Cite as: http://hdl.handle.net/11858/00-001M-0000-0013-E496-4
Abstract

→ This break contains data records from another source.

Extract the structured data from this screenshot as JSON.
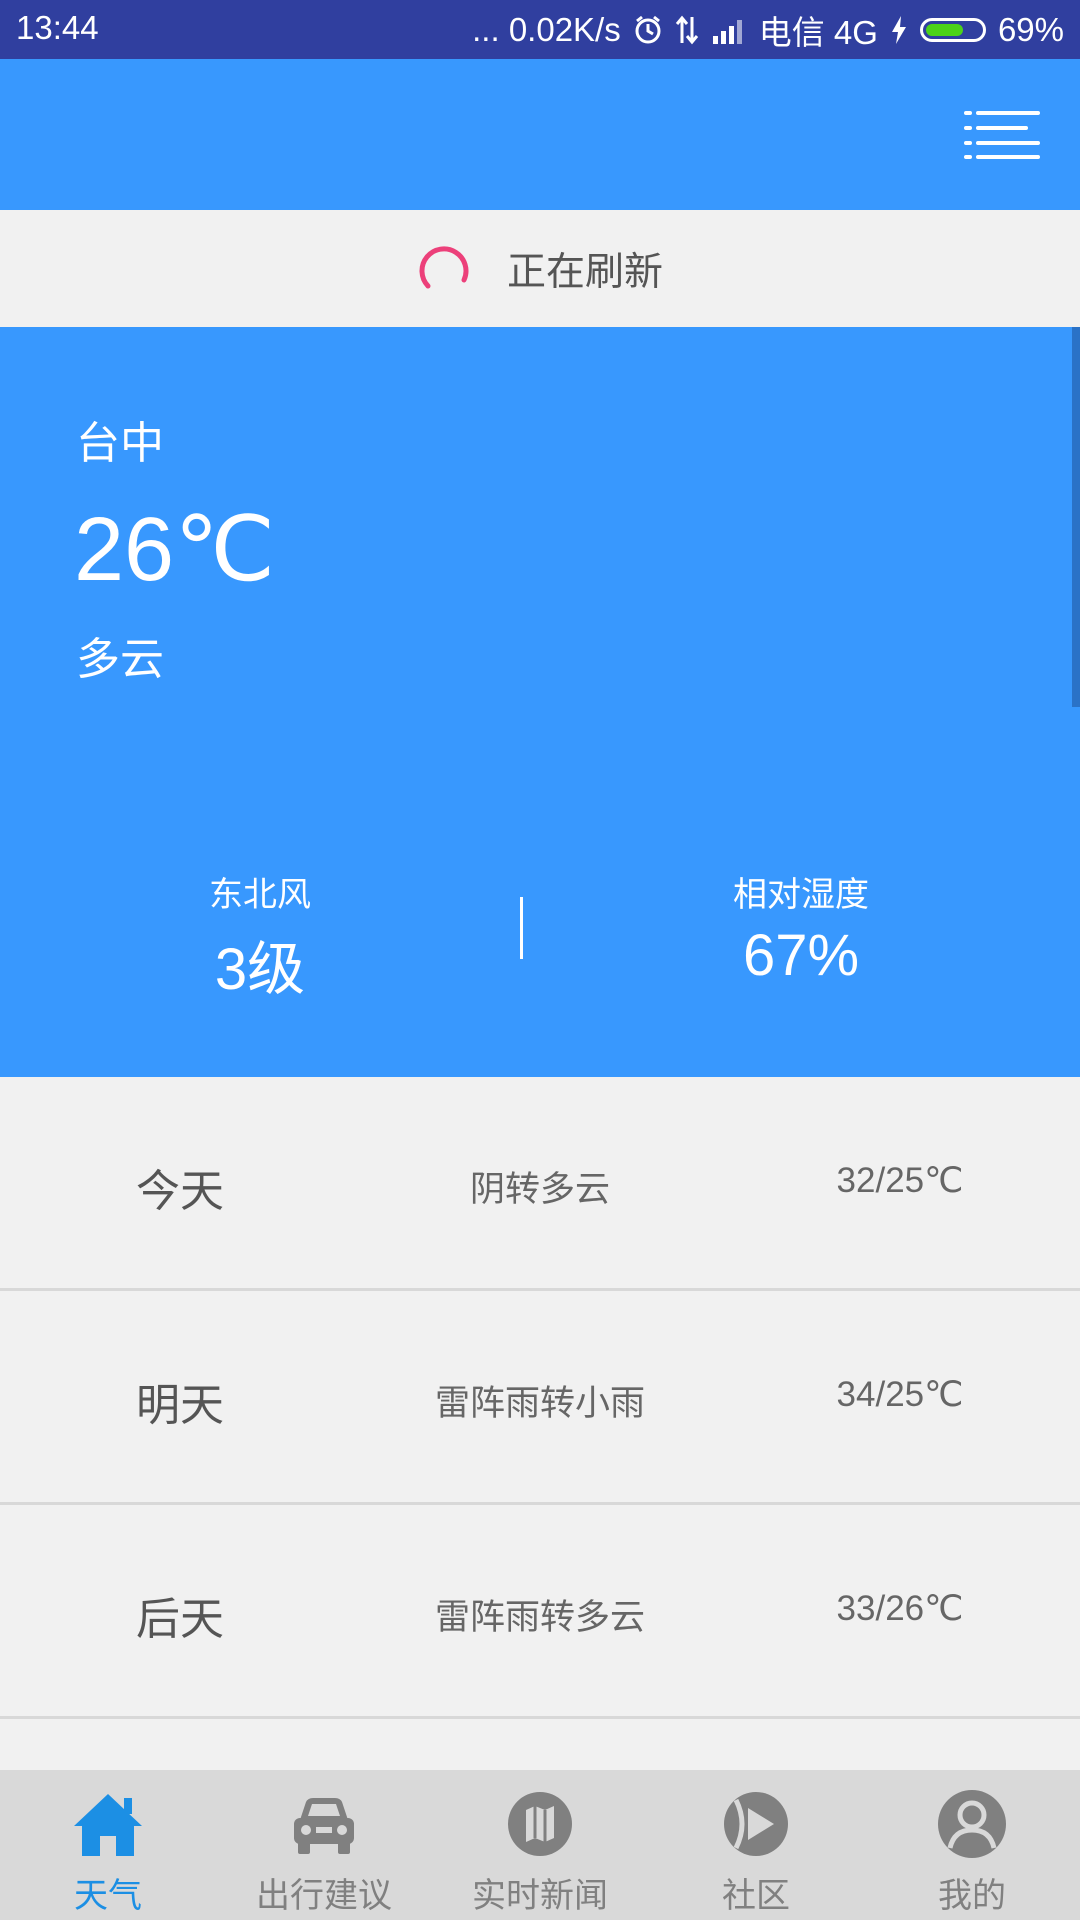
{
  "status_bar": {
    "time": "13:44",
    "net_speed": "... 0.02K/s",
    "carrier": "电信 4G",
    "battery": "69%",
    "battery_level": 0.69
  },
  "refresh": {
    "text": "正在刷新",
    "accent_color": "#ec407a"
  },
  "current": {
    "city": "台中",
    "temperature": "26℃",
    "condition": "多云",
    "wind_label": "东北风",
    "wind_value": "3级",
    "humidity_label": "相对湿度",
    "humidity_value": "67%"
  },
  "forecast": [
    {
      "day": "今天",
      "desc": "阴转多云",
      "range": "32/25℃"
    },
    {
      "day": "明天",
      "desc": "雷阵雨转小雨",
      "range": "34/25℃"
    },
    {
      "day": "后天",
      "desc": "雷阵雨转多云",
      "range": "33/26℃"
    }
  ],
  "nav": [
    {
      "label": "天气",
      "icon": "home-icon",
      "active": true
    },
    {
      "label": "出行建议",
      "icon": "car-icon"
    },
    {
      "label": "实时新闻",
      "icon": "map-icon"
    },
    {
      "label": "社区",
      "icon": "community-icon"
    },
    {
      "label": "我的",
      "icon": "user-icon"
    }
  ],
  "colors": {
    "primary": "#3898fe",
    "status_bar": "#303f9f",
    "nav_active": "#1c8fe4",
    "nav_inactive": "#808080"
  }
}
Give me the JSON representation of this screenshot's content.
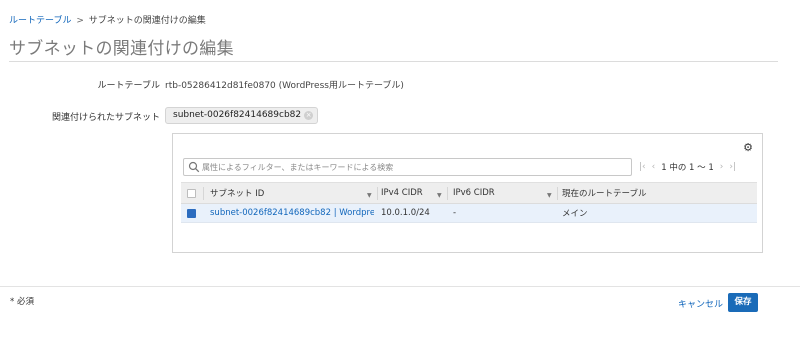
{
  "breadcrumb": {
    "parent": "ルートテーブル",
    "separator": ">",
    "current": "サブネットの関連付けの編集"
  },
  "page_title": "サブネットの関連付けの編集",
  "form": {
    "route_table_label": "ルートテーブル",
    "route_table_value": "rtb-05286412d81fe0870 (WordPress用ルートテーブル)",
    "associated_subnets_label": "関連付けられたサブネット",
    "selected_subnet_token": "subnet-0026f82414689cb82"
  },
  "table": {
    "search_placeholder": "属性によるフィルター、またはキーワードによる検索",
    "pagination": "1 中の 1 〜 1",
    "columns": [
      "サブネット ID",
      "IPv4 CIDR",
      "IPv6 CIDR",
      "現在のルートテーブル"
    ],
    "rows": [
      {
        "checked": true,
        "subnet_id": "subnet-0026f82414689cb82 | Wordpress…",
        "ipv4_cidr": "10.0.1.0/24",
        "ipv6_cidr": "-",
        "current_route_table": "メイン"
      }
    ]
  },
  "footer": {
    "required_note": "* 必須",
    "cancel_label": "キャンセル",
    "save_label": "保存"
  },
  "icons": {
    "settings": "gear-icon",
    "search": "search-icon",
    "token_remove": "close-circle-icon"
  },
  "colors": {
    "link": "#1166bb",
    "primary_button": "#1a6bb8",
    "selected_row": "#e9f1fb"
  }
}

Previous studies have shown that some forms of biological-motion displays--specifically those in which bottom - up integration is possible--can be processed very effectively when attention is allocated to a demanding secondary task (Thornton et al, 1998 Perception Supplement, 68b; Thornton et al, 1999 Perception Supplement, 35c). Here we further explore the role of attention in biological-motion processing using visual search and flanker interference paradigms. Even in the absence of masking elements, detection of a target walker amongst distractor walkers (set size ranged between 1 and 4 walkers) was always slow and effortful, requiring approximately 116 ms per item when the target was defined in terms of direction of locomotion (left-facing walker amongst right-facing walkers or vice versa), and close to 200 ms per item when the nature of target motion was varied (phase-scrambled versus phase-normal walkers). These findings suggest that the individuation of walking figures in these displays requires attention. We are currently using a concurrent flanker task to explore whether this reallocation of attention is a controlled or automatic process.